> [PROBLEM DETAILS] Exclude the pictures, then copy all remaining records exactly.

[DATASET Boundary: Start]

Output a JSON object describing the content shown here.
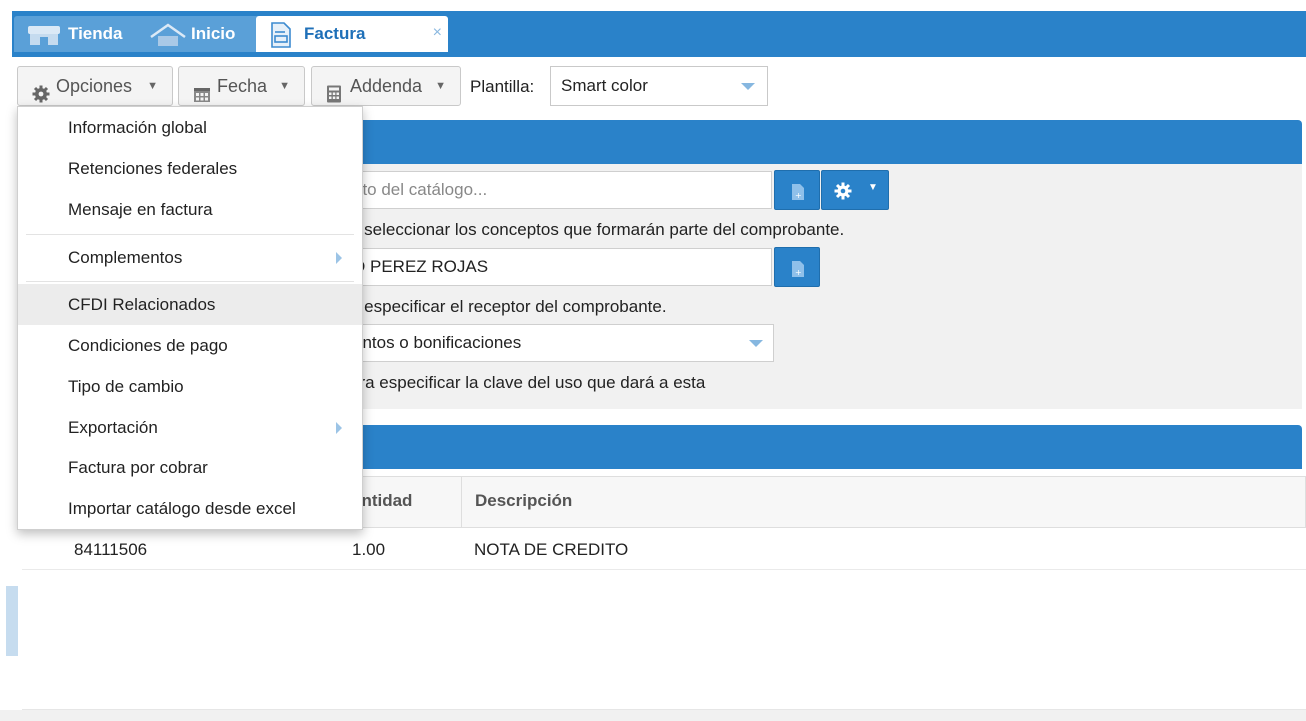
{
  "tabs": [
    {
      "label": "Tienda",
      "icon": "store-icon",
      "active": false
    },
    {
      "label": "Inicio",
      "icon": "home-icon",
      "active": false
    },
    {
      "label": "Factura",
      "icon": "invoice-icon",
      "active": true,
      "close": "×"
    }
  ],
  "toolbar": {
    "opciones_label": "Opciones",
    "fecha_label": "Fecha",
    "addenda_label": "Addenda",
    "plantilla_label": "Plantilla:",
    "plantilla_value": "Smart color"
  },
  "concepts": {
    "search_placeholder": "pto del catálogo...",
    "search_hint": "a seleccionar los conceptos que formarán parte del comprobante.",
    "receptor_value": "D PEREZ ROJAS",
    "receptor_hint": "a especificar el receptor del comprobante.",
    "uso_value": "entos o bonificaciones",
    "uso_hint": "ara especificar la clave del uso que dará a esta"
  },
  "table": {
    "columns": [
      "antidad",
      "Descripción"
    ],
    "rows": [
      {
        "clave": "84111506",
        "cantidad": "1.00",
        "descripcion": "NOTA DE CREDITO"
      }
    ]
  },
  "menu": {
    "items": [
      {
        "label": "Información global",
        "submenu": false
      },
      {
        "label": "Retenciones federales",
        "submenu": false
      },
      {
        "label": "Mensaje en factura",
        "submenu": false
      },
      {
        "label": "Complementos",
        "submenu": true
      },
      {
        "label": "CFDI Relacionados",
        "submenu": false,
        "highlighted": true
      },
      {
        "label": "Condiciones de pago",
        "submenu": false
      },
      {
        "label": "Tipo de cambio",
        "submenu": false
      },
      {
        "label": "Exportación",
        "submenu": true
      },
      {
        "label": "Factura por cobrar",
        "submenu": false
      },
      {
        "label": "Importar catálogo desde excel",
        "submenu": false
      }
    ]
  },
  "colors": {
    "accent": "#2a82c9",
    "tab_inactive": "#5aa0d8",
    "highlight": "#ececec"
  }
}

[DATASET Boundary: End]

> [ANSWER TO THIS PROBLEM]
Output a JSON object describing the content shown here.
{
  "tabs": [
    {
      "label": "Tienda",
      "icon": "store-icon",
      "active": false
    },
    {
      "label": "Inicio",
      "icon": "home-icon",
      "active": false
    },
    {
      "label": "Factura",
      "icon": "invoice-icon",
      "active": true,
      "close": "×"
    }
  ],
  "toolbar": {
    "opciones_label": "Opciones",
    "fecha_label": "Fecha",
    "addenda_label": "Addenda",
    "plantilla_label": "Plantilla:",
    "plantilla_value": "Smart color"
  },
  "concepts": {
    "search_placeholder": "pto del catálogo...",
    "search_hint": "a seleccionar los conceptos que formarán parte del comprobante.",
    "receptor_value": "D PEREZ ROJAS",
    "receptor_hint": "a especificar el receptor del comprobante.",
    "uso_value": "entos o bonificaciones",
    "uso_hint": "ara especificar la clave del uso que dará a esta"
  },
  "table": {
    "columns": [
      "antidad",
      "Descripción"
    ],
    "rows": [
      {
        "clave": "84111506",
        "cantidad": "1.00",
        "descripcion": "NOTA DE CREDITO"
      }
    ]
  },
  "menu": {
    "items": [
      {
        "label": "Información global",
        "submenu": false
      },
      {
        "label": "Retenciones federales",
        "submenu": false
      },
      {
        "label": "Mensaje en factura",
        "submenu": false
      },
      {
        "label": "Complementos",
        "submenu": true
      },
      {
        "label": "CFDI Relacionados",
        "submenu": false,
        "highlighted": true
      },
      {
        "label": "Condiciones de pago",
        "submenu": false
      },
      {
        "label": "Tipo de cambio",
        "submenu": false
      },
      {
        "label": "Exportación",
        "submenu": true
      },
      {
        "label": "Factura por cobrar",
        "submenu": false
      },
      {
        "label": "Importar catálogo desde excel",
        "submenu": false
      }
    ]
  },
  "colors": {
    "accent": "#2a82c9",
    "tab_inactive": "#5aa0d8",
    "highlight": "#ececec"
  }
}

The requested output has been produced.